### Assigned task
Skip the pictures and repeat each line of the data exactly.

### Entries supplied
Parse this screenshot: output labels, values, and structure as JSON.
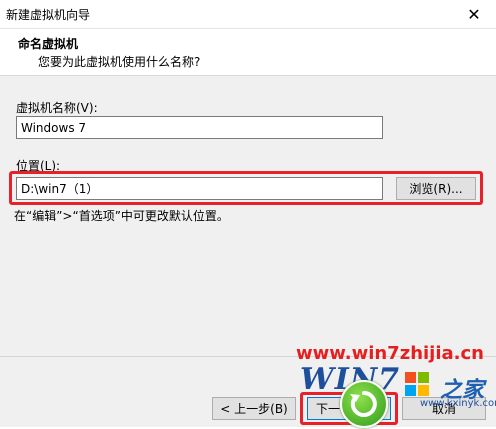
{
  "window": {
    "title": "新建虚拟机向导",
    "close_glyph": "✕"
  },
  "header": {
    "title": "命名虚拟机",
    "subtitle": "您要为此虚拟机使用什么名称?"
  },
  "form": {
    "vm_name_label": "虚拟机名称(V):",
    "vm_name_value": "Windows 7",
    "location_label": "位置(L):",
    "location_value": "D:\\win7（1）",
    "browse_label": "浏览(R)...",
    "hint": "在“编辑”>“首选项”中可更改默认位置。"
  },
  "footer": {
    "back_label": "< 上一步(B)",
    "next_label": "下一",
    "cancel_label": "取消"
  },
  "watermark": {
    "url": "www.win7zhijia.cn",
    "logo_text": "WIN7",
    "cn_text": "之家",
    "site": "www.kxinyk.com"
  },
  "colors": {
    "highlight": "#e8202a",
    "watermark_red": "#e51f1f",
    "watermark_blue": "#1d4f9c"
  }
}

### Task answer
Parse this screenshot: output labels, values, and structure as JSON.
{
  "window": {
    "title": "新建虚拟机向导",
    "close_glyph": "✕"
  },
  "header": {
    "title": "命名虚拟机",
    "subtitle": "您要为此虚拟机使用什么名称?"
  },
  "form": {
    "vm_name_label": "虚拟机名称(V):",
    "vm_name_value": "Windows 7",
    "location_label": "位置(L):",
    "location_value": "D:\\win7（1）",
    "browse_label": "浏览(R)...",
    "hint": "在“编辑”>“首选项”中可更改默认位置。"
  },
  "footer": {
    "back_label": "< 上一步(B)",
    "next_label": "下一",
    "cancel_label": "取消"
  },
  "watermark": {
    "url": "www.win7zhijia.cn",
    "logo_text": "WIN7",
    "cn_text": "之家",
    "site": "www.kxinyk.com"
  },
  "colors": {
    "highlight": "#e8202a",
    "watermark_red": "#e51f1f",
    "watermark_blue": "#1d4f9c"
  }
}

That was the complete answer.